What does AA mean in UNCLASSIFIED
Appropriate Adult (AA) is an official designation and a concept which was established in 1995 in the UK as a safeguard for vulnerable suspects involved in police interviews. AA's are trained volunteers from the community whose role is to provide extra support to individuals who require it during such interviews. This concept has been implemented across Britain, Canada and other countries around the world.
AA meaning in Unclassified in Miscellaneous
AA mostly used in an acronym Unclassified in Category Miscellaneous that means Appropriate Adult
Full Form: Appropriate Adult
For more information of "Appropriate Adult", see the section below.
Purpose of Appropriate Adult
The purpose of an Appropriate Adult (AA) is to ensure that suspects under 18 or those with mental health issues, learning disabilities or communication difficulties are fully supported through the criminal justice system. The AA provides the suspect with an independent presence during police questioning, so that their rights, interests and welfare are safeguarded. Additionally they can help suspects understand questions posed by the police, any explanations given by them and their own legal rights throughout the process.
Role of Appropriate Adult
An Appropriate Adult acts as an impartial observer during a police interview, providing emotional and practical support for a vulnerable suspect being questioned by law enforcement officers. They make sure that suspects' needs are met and that all questions put forth to them are clear and understood properly. Additionally, they observe if there has been any breach of Police Codes of Practice or any other aspects of fair treatment which may be applicable in a specific case. AAs also provide advice on welfare related matters which could arise throughout the course of an investigation into a crime. Furthermore, they make sure young offenders' rights are not being ignored when it comes to being dealt with by law enforcement officers.
Essential Questions and Answers on Appropriate Adult in "MISCELLANEOUS»UNFILED"
What is an Appropriate Adult?
An Appropriate Adult (AA) is a trusted individual who accompanies a vulnerable person, normally under the age of 18, who has been detained by police. The role of the AA is to provide emotional and practical support as well as oversight of police procedures.

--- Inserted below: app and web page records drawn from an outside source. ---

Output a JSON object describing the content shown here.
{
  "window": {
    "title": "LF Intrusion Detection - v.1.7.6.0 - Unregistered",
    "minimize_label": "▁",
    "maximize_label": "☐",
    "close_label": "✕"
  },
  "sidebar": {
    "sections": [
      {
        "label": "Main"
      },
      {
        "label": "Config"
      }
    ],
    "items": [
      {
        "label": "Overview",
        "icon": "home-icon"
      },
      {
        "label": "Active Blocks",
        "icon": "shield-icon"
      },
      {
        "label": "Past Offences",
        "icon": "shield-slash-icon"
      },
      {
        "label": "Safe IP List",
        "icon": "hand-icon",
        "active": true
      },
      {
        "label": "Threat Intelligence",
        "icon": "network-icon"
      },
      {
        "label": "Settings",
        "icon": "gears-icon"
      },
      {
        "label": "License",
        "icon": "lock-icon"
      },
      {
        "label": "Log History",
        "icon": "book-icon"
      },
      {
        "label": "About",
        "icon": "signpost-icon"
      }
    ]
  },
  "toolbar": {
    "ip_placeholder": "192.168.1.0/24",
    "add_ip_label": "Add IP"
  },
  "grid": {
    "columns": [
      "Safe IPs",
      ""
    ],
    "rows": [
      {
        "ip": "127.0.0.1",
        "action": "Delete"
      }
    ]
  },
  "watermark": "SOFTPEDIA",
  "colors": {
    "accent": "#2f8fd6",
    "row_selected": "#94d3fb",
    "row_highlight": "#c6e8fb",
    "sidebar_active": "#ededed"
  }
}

When do I need an Appropriate Adult present?
You may require an AA when you have been arrested, taken into custody and/or suspected of committing a criminal offence, or when you are being questioned in connection with such offences.

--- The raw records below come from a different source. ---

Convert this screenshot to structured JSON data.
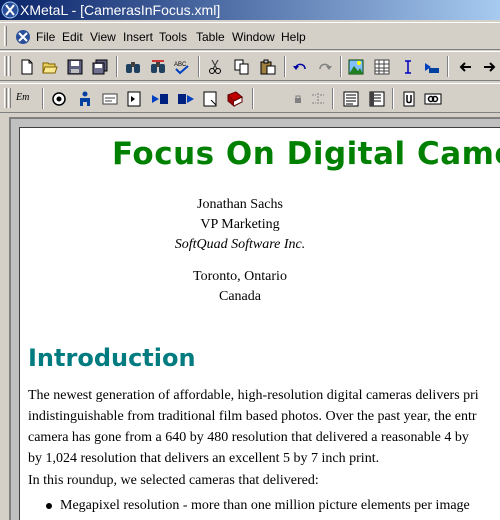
{
  "window": {
    "title": "XMetaL - [CamerasInFocus.xml]"
  },
  "menu": {
    "items": [
      "File",
      "Edit",
      "View",
      "Insert",
      "Tools",
      "Table",
      "Window",
      "Help"
    ]
  },
  "toolbar1": {
    "icons": [
      "new-icon",
      "open-icon",
      "save-icon",
      "save-all-icon",
      "find-icon",
      "find-replace-icon",
      "spellcheck-icon",
      "cut-icon",
      "copy-icon",
      "paste-icon",
      "undo-icon",
      "redo-icon",
      "insert-image-icon",
      "insert-table-icon",
      "text-cursor-icon",
      "element-icon",
      "back-arrow-icon",
      "forward-arrow-icon"
    ]
  },
  "toolbar2": {
    "em_label": "Em",
    "icons": [
      "element-list-icon",
      "person-icon",
      "form-icon",
      "page-icon",
      "move-right-icon",
      "next-icon",
      "flag-icon",
      "book-icon",
      "lock-icon",
      "split-icon",
      "tags-view-icon",
      "normal-view-icon",
      "plain-view-icon",
      "link-icon"
    ]
  },
  "document": {
    "title": "Focus On Digital Came",
    "author": "Jonathan Sachs",
    "position": "VP Marketing",
    "company": "SoftQuad Software Inc.",
    "city": "Toronto, Ontario",
    "country": "Canada",
    "section_heading": "Introduction",
    "paragraph1_lines": [
      "The newest generation of affordable, high-resolution digital cameras delivers pri",
      "indistinguishable from traditional film based photos. Over the past year, the entr",
      "camera has gone from a 640 by 480 resolution that delivered a reasonable 4 by",
      "by 1,024 resolution that delivers an excellent 5 by 7 inch print."
    ],
    "paragraph2": "In this roundup, we selected cameras that delivered:",
    "bullet1": "Megapixel resolution - more than one million picture elements per image"
  }
}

Who can be an Appropriate Adult?
An AA should be someone who is independent and not connected with the detainee or police in any way. This could be a family member or friend, provided they are over the age of 18 and willing to take on this responsibility. Alternatively, there are also voluntary organisations that provide trained AAs for free.
What does an Appropriate Adult do?
An AA's primary purpose is to protect the interests of the vulnerable detainee by ensuring that their rights are respected during police interviews and other legal processes. This includes verifying that interviews are conducted properly according to guidelines set out by law enforcement agencies. In addition, they may offer emotional support to the detainee and facilitate communication between them and the police officer conducting any interview.
How long do Appropriate Adults need to stay with a detained person?
The length of time an AA must stay with a detained person varies depending on the situation; however, it is usually until all legal proceedings have been completed or until they feel confident that they can leave without compromising the wellbeing or safety of their ward.
Does an Appropriate Adult have any special responsibilities?
Yes. AAs must ensure that all statements given by their ward are made voluntarily and in accordance with relevant laws such as those concerning minors' rights. They must also attend all interviews relating to their ward's detention in order to provide impartial advice if necessary.
Can I refuse to act as an Appropriate Adult if asked?
Yes. You have every right to refuse without giving any specific reason; however, your ward may need additional support so it is best to talk through your decision before declining the request.
Is training required for someone before they become an Appropriate Adult?
It depends on which organisation you approach for this position; some organisations require basic training while others provide training before assigning AAs duties. It is always best to check with them beforehand in order to ascertain how much experience you will need.
What happens if I make mistakes as an Appropriate Adult?
In most cases, mistakes made by AAs will not lead to legal action but you could still face criticism from relevant authorities if errors are deemed serious enough; therefore it is important that you take your roles and responsibilities seriously whenever acting as such for vulnerable people.
In conclusion, Appropriate Adults play a vital role within criminal justice systems where vulnerable people have been suspected of committing crimes; providing them with safe harbour so that their rights are not overlooked while they go through this difficult period in their lives. They offer independent assistance to ensure fairness when dealing with cases involving vulnerable individuals - thereby creating more balanced outcomes for everyone involved regardless of age or condition.
AA also stands for:
|All stands for AA|